= PROVIDED ENTRIES =
────────────────────────────────────────

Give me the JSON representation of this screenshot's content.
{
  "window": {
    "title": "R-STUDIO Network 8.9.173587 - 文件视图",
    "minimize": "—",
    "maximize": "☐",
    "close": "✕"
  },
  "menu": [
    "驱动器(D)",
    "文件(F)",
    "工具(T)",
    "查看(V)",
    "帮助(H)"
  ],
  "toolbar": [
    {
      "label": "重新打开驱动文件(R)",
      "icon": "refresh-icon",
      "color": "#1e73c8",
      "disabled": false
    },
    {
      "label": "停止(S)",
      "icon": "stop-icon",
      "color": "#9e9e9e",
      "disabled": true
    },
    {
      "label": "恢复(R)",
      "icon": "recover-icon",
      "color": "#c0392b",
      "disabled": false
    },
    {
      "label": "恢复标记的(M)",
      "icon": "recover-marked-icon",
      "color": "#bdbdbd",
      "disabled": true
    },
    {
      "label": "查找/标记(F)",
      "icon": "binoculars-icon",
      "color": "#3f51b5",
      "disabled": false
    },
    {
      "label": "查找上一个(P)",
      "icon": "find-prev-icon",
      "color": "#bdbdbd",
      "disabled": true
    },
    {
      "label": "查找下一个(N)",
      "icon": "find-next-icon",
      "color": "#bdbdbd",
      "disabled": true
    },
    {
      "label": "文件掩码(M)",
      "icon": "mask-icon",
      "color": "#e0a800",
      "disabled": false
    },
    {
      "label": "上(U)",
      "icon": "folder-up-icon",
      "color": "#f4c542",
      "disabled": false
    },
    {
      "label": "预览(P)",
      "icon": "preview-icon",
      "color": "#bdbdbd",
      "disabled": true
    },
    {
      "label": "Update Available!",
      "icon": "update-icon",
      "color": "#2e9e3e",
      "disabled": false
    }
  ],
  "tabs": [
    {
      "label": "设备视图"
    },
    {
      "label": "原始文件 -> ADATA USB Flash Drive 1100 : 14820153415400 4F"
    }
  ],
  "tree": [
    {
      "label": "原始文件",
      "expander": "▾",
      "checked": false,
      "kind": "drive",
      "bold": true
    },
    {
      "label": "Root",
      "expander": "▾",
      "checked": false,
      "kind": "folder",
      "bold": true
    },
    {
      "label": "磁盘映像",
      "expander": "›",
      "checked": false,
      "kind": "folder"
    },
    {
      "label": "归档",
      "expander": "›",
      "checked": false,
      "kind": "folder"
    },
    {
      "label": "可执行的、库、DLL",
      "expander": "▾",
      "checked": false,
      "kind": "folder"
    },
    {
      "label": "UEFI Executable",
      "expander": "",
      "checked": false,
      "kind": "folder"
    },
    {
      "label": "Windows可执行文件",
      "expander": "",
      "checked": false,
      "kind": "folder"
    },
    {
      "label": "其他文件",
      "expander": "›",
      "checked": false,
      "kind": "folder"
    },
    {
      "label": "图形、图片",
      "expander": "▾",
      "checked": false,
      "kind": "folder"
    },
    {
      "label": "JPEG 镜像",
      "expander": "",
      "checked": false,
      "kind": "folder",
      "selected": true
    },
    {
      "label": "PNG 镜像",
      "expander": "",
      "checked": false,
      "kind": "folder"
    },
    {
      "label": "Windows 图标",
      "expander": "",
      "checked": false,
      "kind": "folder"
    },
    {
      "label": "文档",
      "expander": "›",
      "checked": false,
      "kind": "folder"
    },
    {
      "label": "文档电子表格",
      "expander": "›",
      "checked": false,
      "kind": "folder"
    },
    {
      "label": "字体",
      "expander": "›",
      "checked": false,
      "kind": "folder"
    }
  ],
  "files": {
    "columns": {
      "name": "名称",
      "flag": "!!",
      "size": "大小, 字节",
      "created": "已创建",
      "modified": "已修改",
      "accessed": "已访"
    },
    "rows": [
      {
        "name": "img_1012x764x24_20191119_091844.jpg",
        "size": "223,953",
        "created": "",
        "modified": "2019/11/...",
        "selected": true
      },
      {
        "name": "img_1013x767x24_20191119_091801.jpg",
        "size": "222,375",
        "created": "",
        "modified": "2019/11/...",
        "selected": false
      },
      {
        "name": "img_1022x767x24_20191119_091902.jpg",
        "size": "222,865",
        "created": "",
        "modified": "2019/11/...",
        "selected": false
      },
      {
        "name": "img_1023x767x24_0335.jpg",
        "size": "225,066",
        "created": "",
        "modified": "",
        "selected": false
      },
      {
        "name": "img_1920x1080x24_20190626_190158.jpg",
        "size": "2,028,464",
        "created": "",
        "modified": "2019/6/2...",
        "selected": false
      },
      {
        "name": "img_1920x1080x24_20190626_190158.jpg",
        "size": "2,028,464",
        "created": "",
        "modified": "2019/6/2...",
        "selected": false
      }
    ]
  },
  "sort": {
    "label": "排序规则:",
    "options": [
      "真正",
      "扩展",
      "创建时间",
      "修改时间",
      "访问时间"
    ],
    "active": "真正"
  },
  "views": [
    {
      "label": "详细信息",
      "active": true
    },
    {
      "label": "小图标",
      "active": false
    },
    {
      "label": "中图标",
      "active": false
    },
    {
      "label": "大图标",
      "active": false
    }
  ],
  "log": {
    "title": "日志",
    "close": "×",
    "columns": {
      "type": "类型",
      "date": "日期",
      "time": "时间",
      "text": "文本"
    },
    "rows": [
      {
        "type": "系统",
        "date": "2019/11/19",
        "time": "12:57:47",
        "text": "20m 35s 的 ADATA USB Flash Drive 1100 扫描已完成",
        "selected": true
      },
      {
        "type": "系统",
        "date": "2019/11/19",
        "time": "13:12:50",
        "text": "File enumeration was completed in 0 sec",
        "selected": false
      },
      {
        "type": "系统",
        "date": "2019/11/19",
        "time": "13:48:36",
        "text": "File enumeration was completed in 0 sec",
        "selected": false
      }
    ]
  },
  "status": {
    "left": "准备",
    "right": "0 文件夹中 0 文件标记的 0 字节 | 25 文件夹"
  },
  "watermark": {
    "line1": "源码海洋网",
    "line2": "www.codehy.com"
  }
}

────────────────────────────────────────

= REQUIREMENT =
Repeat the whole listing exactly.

= PROBLEM SOLUTION =
Give me the JSON representation of this screenshot's content.
{
  "window": {
    "title": "R-STUDIO Network 8.9.173587 - 文件视图",
    "minimize": "—",
    "maximize": "☐",
    "close": "✕"
  },
  "menu": [
    "驱动器(D)",
    "文件(F)",
    "工具(T)",
    "查看(V)",
    "帮助(H)"
  ],
  "toolbar": [
    {
      "label": "重新打开驱动文件(R)",
      "icon": "refresh-icon",
      "color": "#1e73c8",
      "disabled": false
    },
    {
      "label": "停止(S)",
      "icon": "stop-icon",
      "color": "#9e9e9e",
      "disabled": true
    },
    {
      "label": "恢复(R)",
      "icon": "recover-icon",
      "color": "#c0392b",
      "disabled": false
    },
    {
      "label": "恢复标记的(M)",
      "icon": "recover-marked-icon",
      "color": "#bdbdbd",
      "disabled": true
    },
    {
      "label": "查找/标记(F)",
      "icon": "binoculars-icon",
      "color": "#3f51b5",
      "disabled": false
    },
    {
      "label": "查找上一个(P)",
      "icon": "find-prev-icon",
      "color": "#bdbdbd",
      "disabled": true
    },
    {
      "label": "查找下一个(N)",
      "icon": "find-next-icon",
      "color": "#bdbdbd",
      "disabled": true
    },
    {
      "label": "文件掩码(M)",
      "icon": "mask-icon",
      "color": "#e0a800",
      "disabled": false
    },
    {
      "label": "上(U)",
      "icon": "folder-up-icon",
      "color": "#f4c542",
      "disabled": false
    },
    {
      "label": "预览(P)",
      "icon": "preview-icon",
      "color": "#bdbdbd",
      "disabled": true
    },
    {
      "label": "Update Available!",
      "icon": "update-icon",
      "color": "#2e9e3e",
      "disabled": false
    }
  ],
  "tabs": [
    {
      "label": "设备视图"
    },
    {
      "label": "原始文件 -> ADATA USB Flash Drive 1100 : 14820153415400 4F"
    }
  ],
  "tree": [
    {
      "label": "原始文件",
      "expander": "▾",
      "checked": false,
      "kind": "drive",
      "bold": true
    },
    {
      "label": "Root",
      "expander": "▾",
      "checked": false,
      "kind": "folder",
      "bold": true
    },
    {
      "label": "磁盘映像",
      "expander": "›",
      "checked": false,
      "kind": "folder"
    },
    {
      "label": "归档",
      "expander": "›",
      "checked": false,
      "kind": "folder"
    },
    {
      "label": "可执行的、库、DLL",
      "expander": "▾",
      "checked": false,
      "kind": "folder"
    },
    {
      "label": "UEFI Executable",
      "expander": "",
      "checked": false,
      "kind": "folder"
    },
    {
      "label": "Windows可执行文件",
      "expander": "",
      "checked": false,
      "kind": "folder"
    },
    {
      "label": "其他文件",
      "expander": "›",
      "checked": false,
      "kind": "folder"
    },
    {
      "label": "图形、图片",
      "expander": "▾",
      "checked": false,
      "kind": "folder"
    },
    {
      "label": "JPEG 镜像",
      "expander": "",
      "checked": false,
      "kind": "folder",
      "selected": true
    },
    {
      "label": "PNG 镜像",
      "expander": "",
      "checked": false,
      "kind": "folder"
    },
    {
      "label": "Windows 图标",
      "expander": "",
      "checked": false,
      "kind": "folder"
    },
    {
      "label": "文档",
      "expander": "›",
      "checked": false,
      "kind": "folder"
    },
    {
      "label": "文档电子表格",
      "expander": "›",
      "checked": false,
      "kind": "folder"
    },
    {
      "label": "字体",
      "expander": "›",
      "checked": false,
      "kind": "folder"
    }
  ],
  "files": {
    "columns": {
      "name": "名称",
      "flag": "!!",
      "size": "大小, 字节",
      "created": "已创建",
      "modified": "已修改",
      "accessed": "已访"
    },
    "rows": [
      {
        "name": "img_1012x764x24_20191119_091844.jpg",
        "size": "223,953",
        "created": "",
        "modified": "2019/11/...",
        "selected": true
      },
      {
        "name": "img_1013x767x24_20191119_091801.jpg",
        "size": "222,375",
        "created": "",
        "modified": "2019/11/...",
        "selected": false
      },
      {
        "name": "img_1022x767x24_20191119_091902.jpg",
        "size": "222,865",
        "created": "",
        "modified": "2019/11/...",
        "selected": false
      },
      {
        "name": "img_1023x767x24_0335.jpg",
        "size": "225,066",
        "created": "",
        "modified": "",
        "selected": false
      },
      {
        "name": "img_1920x1080x24_20190626_190158.jpg",
        "size": "2,028,464",
        "created": "",
        "modified": "2019/6/2...",
        "selected": false
      },
      {
        "name": "img_1920x1080x24_20190626_190158.jpg",
        "size": "2,028,464",
        "created": "",
        "modified": "2019/6/2...",
        "selected": false
      }
    ]
  },
  "sort": {
    "label": "排序规则:",
    "options": [
      "真正",
      "扩展",
      "创建时间",
      "修改时间",
      "访问时间"
    ],
    "active": "真正"
  },
  "views": [
    {
      "label": "详细信息",
      "active": true
    },
    {
      "label": "小图标",
      "active": false
    },
    {
      "label": "中图标",
      "active": false
    },
    {
      "label": "大图标",
      "active": false
    }
  ],
  "log": {
    "title": "日志",
    "close": "×",
    "columns": {
      "type": "类型",
      "date": "日期",
      "time": "时间",
      "text": "文本"
    },
    "rows": [
      {
        "type": "系统",
        "date": "2019/11/19",
        "time": "12:57:47",
        "text": "20m 35s 的 ADATA USB Flash Drive 1100 扫描已完成",
        "selected": true
      },
      {
        "type": "系统",
        "date": "2019/11/19",
        "time": "13:12:50",
        "text": "File enumeration was completed in 0 sec",
        "selected": false
      },
      {
        "type": "系统",
        "date": "2019/11/19",
        "time": "13:48:36",
        "text": "File enumeration was completed in 0 sec",
        "selected": false
      }
    ]
  },
  "status": {
    "left": "准备",
    "right": "0 文件夹中 0 文件标记的 0 字节 | 25 文件夹"
  },
  "watermark": {
    "line1": "源码海洋网",
    "line2": "www.codehy.com"
  }
}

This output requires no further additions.